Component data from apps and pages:
*** Block opens ***

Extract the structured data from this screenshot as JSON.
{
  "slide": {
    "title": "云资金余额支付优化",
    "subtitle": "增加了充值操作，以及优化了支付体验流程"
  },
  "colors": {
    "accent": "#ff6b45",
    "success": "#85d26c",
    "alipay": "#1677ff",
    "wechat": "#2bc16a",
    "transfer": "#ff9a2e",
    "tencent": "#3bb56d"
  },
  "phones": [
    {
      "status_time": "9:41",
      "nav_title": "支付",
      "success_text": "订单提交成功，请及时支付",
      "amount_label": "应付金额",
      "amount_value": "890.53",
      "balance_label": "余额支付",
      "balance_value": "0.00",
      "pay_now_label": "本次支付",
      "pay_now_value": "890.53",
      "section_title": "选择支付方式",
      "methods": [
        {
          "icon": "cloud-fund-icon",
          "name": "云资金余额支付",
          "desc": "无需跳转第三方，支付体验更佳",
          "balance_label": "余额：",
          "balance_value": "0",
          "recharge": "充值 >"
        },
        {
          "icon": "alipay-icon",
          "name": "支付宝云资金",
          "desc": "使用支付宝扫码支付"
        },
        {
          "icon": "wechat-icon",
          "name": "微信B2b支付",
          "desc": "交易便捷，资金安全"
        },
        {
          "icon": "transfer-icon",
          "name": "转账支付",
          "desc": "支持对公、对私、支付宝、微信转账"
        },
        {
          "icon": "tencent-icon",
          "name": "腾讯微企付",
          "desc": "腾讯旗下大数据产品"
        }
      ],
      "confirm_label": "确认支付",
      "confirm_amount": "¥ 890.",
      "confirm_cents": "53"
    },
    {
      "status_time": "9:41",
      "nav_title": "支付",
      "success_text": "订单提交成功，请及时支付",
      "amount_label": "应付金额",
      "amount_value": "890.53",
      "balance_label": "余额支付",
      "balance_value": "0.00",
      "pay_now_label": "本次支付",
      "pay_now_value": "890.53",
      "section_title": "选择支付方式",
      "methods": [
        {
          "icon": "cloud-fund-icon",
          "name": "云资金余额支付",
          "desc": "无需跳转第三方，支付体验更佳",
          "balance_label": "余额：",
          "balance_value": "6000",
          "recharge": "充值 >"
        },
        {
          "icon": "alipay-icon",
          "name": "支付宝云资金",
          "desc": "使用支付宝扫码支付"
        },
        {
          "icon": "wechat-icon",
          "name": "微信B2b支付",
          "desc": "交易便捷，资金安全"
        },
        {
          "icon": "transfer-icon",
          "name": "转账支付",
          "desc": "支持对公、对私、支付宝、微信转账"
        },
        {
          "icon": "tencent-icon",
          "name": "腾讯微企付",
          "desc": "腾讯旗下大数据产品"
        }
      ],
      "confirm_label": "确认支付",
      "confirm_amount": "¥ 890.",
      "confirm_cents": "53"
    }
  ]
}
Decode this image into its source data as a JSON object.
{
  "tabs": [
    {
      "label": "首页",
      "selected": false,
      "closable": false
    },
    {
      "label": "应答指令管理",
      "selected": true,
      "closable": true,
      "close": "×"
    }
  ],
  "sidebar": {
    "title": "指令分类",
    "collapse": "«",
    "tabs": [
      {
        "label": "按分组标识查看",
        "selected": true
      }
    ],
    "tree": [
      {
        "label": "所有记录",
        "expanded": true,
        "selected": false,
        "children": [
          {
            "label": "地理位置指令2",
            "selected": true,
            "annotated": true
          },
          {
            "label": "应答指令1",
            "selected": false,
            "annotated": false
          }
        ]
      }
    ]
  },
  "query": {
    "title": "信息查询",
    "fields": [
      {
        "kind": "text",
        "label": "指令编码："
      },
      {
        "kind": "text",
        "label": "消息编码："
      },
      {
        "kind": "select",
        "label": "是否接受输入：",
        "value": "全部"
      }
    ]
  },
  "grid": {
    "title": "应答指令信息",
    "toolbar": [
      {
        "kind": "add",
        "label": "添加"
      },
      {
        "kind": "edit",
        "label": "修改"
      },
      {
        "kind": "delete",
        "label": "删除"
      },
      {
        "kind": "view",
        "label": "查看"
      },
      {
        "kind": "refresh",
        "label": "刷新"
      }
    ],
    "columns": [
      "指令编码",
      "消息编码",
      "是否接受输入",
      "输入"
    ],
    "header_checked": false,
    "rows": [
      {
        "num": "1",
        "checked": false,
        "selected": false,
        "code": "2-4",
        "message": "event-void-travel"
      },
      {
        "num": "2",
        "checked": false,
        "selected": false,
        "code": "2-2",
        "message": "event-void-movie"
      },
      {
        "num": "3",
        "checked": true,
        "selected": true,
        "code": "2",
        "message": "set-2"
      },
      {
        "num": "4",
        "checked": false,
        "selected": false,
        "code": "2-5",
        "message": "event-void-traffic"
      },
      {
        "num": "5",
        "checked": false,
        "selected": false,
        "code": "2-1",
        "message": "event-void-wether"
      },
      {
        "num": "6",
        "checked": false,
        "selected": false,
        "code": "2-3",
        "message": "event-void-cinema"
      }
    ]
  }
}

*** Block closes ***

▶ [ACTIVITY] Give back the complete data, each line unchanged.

▶ [SOLUTION TO THE PROBLEM]
Extract the structured data from this screenshot as JSON.
{
  "slide": {
    "title": "云资金余额支付优化",
    "subtitle": "增加了充值操作，以及优化了支付体验流程"
  },
  "colors": {
    "accent": "#ff6b45",
    "success": "#85d26c",
    "alipay": "#1677ff",
    "wechat": "#2bc16a",
    "transfer": "#ff9a2e",
    "tencent": "#3bb56d"
  },
  "phones": [
    {
      "status_time": "9:41",
      "nav_title": "支付",
      "success_text": "订单提交成功，请及时支付",
      "amount_label": "应付金额",
      "amount_value": "890.53",
      "balance_label": "余额支付",
      "balance_value": "0.00",
      "pay_now_label": "本次支付",
      "pay_now_value": "890.53",
      "section_title": "选择支付方式",
      "methods": [
        {
          "icon": "cloud-fund-icon",
          "name": "云资金余额支付",
          "desc": "无需跳转第三方，支付体验更佳",
          "balance_label": "余额：",
          "balance_value": "0",
          "recharge": "充值 >"
        },
        {
          "icon": "alipay-icon",
          "name": "支付宝云资金",
          "desc": "使用支付宝扫码支付"
        },
        {
          "icon": "wechat-icon",
          "name": "微信B2b支付",
          "desc": "交易便捷，资金安全"
        },
        {
          "icon": "transfer-icon",
          "name": "转账支付",
          "desc": "支持对公、对私、支付宝、微信转账"
        },
        {
          "icon": "tencent-icon",
          "name": "腾讯微企付",
          "desc": "腾讯旗下大数据产品"
        }
      ],
      "confirm_label": "确认支付",
      "confirm_amount": "¥ 890.",
      "confirm_cents": "53"
    },
    {
      "status_time": "9:41",
      "nav_title": "支付",
      "success_text": "订单提交成功，请及时支付",
      "amount_label": "应付金额",
      "amount_value": "890.53",
      "balance_label": "余额支付",
      "balance_value": "0.00",
      "pay_now_label": "本次支付",
      "pay_now_value": "890.53",
      "section_title": "选择支付方式",
      "methods": [
        {
          "icon": "cloud-fund-icon",
          "name": "云资金余额支付",
          "desc": "无需跳转第三方，支付体验更佳",
          "balance_label": "余额：",
          "balance_value": "6000",
          "recharge": "充值 >"
        },
        {
          "icon": "alipay-icon",
          "name": "支付宝云资金",
          "desc": "使用支付宝扫码支付"
        },
        {
          "icon": "wechat-icon",
          "name": "微信B2b支付",
          "desc": "交易便捷，资金安全"
        },
        {
          "icon": "transfer-icon",
          "name": "转账支付",
          "desc": "支持对公、对私、支付宝、微信转账"
        },
        {
          "icon": "tencent-icon",
          "name": "腾讯微企付",
          "desc": "腾讯旗下大数据产品"
        }
      ],
      "confirm_label": "确认支付",
      "confirm_amount": "¥ 890.",
      "confirm_cents": "53"
    }
  ]
}
Decode this image into its source data as a JSON object.
{
  "tabs": [
    {
      "label": "首页",
      "selected": false,
      "closable": false
    },
    {
      "label": "应答指令管理",
      "selected": true,
      "closable": true,
      "close": "×"
    }
  ],
  "sidebar": {
    "title": "指令分类",
    "collapse": "«",
    "tabs": [
      {
        "label": "按分组标识查看",
        "selected": true
      }
    ],
    "tree": [
      {
        "label": "所有记录",
        "expanded": true,
        "selected": false,
        "children": [
          {
            "label": "地理位置指令2",
            "selected": true,
            "annotated": true
          },
          {
            "label": "应答指令1",
            "selected": false,
            "annotated": false
          }
        ]
      }
    ]
  },
  "query": {
    "title": "信息查询",
    "fields": [
      {
        "kind": "text",
        "label": "指令编码："
      },
      {
        "kind": "text",
        "label": "消息编码："
      },
      {
        "kind": "select",
        "label": "是否接受输入：",
        "value": "全部"
      }
    ]
  },
  "grid": {
    "title": "应答指令信息",
    "toolbar": [
      {
        "kind": "add",
        "label": "添加"
      },
      {
        "kind": "edit",
        "label": "修改"
      },
      {
        "kind": "delete",
        "label": "删除"
      },
      {
        "kind": "view",
        "label": "查看"
      },
      {
        "kind": "refresh",
        "label": "刷新"
      }
    ],
    "columns": [
      "指令编码",
      "消息编码",
      "是否接受输入",
      "输入"
    ],
    "header_checked": false,
    "rows": [
      {
        "num": "1",
        "checked": false,
        "selected": false,
        "code": "2-4",
        "message": "event-void-travel"
      },
      {
        "num": "2",
        "checked": false,
        "selected": false,
        "code": "2-2",
        "message": "event-void-movie"
      },
      {
        "num": "3",
        "checked": true,
        "selected": true,
        "code": "2",
        "message": "set-2"
      },
      {
        "num": "4",
        "checked": false,
        "selected": false,
        "code": "2-5",
        "message": "event-void-traffic"
      },
      {
        "num": "5",
        "checked": false,
        "selected": false,
        "code": "2-1",
        "message": "event-void-wether"
      },
      {
        "num": "6",
        "checked": false,
        "selected": false,
        "code": "2-3",
        "message": "event-void-cinema"
      }
    ]
  }
}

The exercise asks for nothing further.